WHAT YOU ARE ASKED TO DO:
Each line that includes "color" must be copied from the records.

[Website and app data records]

#####

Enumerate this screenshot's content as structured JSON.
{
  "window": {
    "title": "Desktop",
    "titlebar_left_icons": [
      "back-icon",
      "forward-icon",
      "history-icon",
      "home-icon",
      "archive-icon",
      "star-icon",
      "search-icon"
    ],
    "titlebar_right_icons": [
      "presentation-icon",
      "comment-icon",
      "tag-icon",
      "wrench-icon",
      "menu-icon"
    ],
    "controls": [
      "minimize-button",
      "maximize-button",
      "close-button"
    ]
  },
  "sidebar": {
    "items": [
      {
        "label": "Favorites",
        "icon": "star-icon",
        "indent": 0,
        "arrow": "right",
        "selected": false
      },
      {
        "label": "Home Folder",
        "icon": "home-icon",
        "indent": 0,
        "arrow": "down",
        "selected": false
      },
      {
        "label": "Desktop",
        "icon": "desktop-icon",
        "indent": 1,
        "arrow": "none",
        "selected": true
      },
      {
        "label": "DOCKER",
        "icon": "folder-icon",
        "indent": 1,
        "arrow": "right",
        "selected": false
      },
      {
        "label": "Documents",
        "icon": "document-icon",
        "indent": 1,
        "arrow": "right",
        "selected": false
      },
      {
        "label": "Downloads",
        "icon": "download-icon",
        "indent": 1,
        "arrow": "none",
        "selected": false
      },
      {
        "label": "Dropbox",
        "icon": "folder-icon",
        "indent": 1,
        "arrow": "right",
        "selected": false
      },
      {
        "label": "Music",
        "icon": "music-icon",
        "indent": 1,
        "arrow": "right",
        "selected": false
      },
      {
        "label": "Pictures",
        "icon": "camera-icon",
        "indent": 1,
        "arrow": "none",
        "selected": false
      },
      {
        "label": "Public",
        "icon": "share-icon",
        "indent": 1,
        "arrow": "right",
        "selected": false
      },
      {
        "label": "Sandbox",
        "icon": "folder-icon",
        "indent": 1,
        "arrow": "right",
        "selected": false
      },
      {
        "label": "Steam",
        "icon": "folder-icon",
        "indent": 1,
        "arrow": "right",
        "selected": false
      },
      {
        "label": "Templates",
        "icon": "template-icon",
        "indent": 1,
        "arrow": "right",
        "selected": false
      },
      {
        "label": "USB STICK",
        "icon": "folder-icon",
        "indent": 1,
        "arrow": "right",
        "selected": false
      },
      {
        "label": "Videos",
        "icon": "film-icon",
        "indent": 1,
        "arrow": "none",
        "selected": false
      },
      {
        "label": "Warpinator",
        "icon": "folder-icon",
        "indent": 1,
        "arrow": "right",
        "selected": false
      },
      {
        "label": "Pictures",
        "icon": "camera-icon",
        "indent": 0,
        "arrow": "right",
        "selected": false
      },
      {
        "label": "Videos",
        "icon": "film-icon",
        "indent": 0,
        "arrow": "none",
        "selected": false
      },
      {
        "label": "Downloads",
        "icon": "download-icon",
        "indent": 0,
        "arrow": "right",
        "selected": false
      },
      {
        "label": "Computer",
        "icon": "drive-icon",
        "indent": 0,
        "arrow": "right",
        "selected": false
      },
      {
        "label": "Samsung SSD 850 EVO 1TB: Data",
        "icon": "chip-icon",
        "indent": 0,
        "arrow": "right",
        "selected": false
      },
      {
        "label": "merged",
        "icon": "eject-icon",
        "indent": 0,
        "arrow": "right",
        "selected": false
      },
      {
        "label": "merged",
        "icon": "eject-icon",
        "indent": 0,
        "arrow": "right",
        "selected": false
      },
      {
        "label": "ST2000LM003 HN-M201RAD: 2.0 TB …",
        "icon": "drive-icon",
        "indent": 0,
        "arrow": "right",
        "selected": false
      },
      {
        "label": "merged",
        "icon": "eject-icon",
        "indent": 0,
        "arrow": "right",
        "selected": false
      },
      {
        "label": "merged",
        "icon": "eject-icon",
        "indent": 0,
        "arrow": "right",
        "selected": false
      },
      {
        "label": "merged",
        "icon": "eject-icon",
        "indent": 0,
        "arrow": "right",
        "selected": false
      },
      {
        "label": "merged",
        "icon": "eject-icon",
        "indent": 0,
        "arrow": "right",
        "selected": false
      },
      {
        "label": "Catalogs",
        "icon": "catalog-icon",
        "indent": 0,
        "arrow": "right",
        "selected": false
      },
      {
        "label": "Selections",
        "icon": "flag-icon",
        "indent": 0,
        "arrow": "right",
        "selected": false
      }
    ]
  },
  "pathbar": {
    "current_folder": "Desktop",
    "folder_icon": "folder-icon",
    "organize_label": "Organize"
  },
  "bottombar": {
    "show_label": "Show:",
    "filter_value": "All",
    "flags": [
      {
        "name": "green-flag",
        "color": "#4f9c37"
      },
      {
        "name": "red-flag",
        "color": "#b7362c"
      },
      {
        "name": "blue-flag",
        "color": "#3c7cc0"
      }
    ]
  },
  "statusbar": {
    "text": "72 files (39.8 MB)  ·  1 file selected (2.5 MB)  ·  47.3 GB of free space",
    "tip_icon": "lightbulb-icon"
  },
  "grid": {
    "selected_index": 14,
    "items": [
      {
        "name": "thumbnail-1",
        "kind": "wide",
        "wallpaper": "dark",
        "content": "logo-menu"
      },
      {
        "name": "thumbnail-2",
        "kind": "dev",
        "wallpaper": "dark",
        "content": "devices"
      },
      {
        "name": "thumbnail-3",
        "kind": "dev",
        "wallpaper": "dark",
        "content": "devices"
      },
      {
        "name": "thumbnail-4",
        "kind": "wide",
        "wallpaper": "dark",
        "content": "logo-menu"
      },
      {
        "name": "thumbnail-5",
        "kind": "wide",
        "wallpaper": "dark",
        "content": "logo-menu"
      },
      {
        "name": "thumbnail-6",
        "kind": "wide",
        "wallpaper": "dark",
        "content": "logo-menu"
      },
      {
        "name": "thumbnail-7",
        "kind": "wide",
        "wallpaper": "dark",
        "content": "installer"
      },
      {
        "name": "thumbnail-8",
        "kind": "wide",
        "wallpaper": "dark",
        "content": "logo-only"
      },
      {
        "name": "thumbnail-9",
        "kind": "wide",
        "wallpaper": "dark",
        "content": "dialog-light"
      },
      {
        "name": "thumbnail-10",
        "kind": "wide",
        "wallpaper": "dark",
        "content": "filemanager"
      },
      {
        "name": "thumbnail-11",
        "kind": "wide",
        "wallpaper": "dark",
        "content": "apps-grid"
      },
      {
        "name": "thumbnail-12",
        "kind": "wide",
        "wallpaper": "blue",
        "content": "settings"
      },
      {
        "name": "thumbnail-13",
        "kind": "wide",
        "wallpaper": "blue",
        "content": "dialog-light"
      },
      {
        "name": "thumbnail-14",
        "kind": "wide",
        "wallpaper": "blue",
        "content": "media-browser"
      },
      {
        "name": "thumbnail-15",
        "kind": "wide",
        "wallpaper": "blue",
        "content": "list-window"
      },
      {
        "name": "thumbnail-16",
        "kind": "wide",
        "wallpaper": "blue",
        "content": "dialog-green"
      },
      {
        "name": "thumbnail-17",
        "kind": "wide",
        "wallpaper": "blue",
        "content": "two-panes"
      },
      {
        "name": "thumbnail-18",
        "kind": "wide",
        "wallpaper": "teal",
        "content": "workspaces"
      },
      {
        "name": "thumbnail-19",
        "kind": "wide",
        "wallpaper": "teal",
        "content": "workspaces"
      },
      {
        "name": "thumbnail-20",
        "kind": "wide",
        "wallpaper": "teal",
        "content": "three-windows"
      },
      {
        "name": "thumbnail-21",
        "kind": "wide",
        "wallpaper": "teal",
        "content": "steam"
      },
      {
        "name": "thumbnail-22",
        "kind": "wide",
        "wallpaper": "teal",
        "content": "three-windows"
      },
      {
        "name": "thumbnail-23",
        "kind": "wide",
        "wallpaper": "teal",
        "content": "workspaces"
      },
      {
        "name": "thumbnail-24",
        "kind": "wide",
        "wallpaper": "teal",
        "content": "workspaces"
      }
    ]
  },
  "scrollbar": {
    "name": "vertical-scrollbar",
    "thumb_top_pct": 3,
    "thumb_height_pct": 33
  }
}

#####

RESPONSE AREA:
        "color": "#4f9c37"
        "color": "#b7362c"
        "color": "#3c7cc0"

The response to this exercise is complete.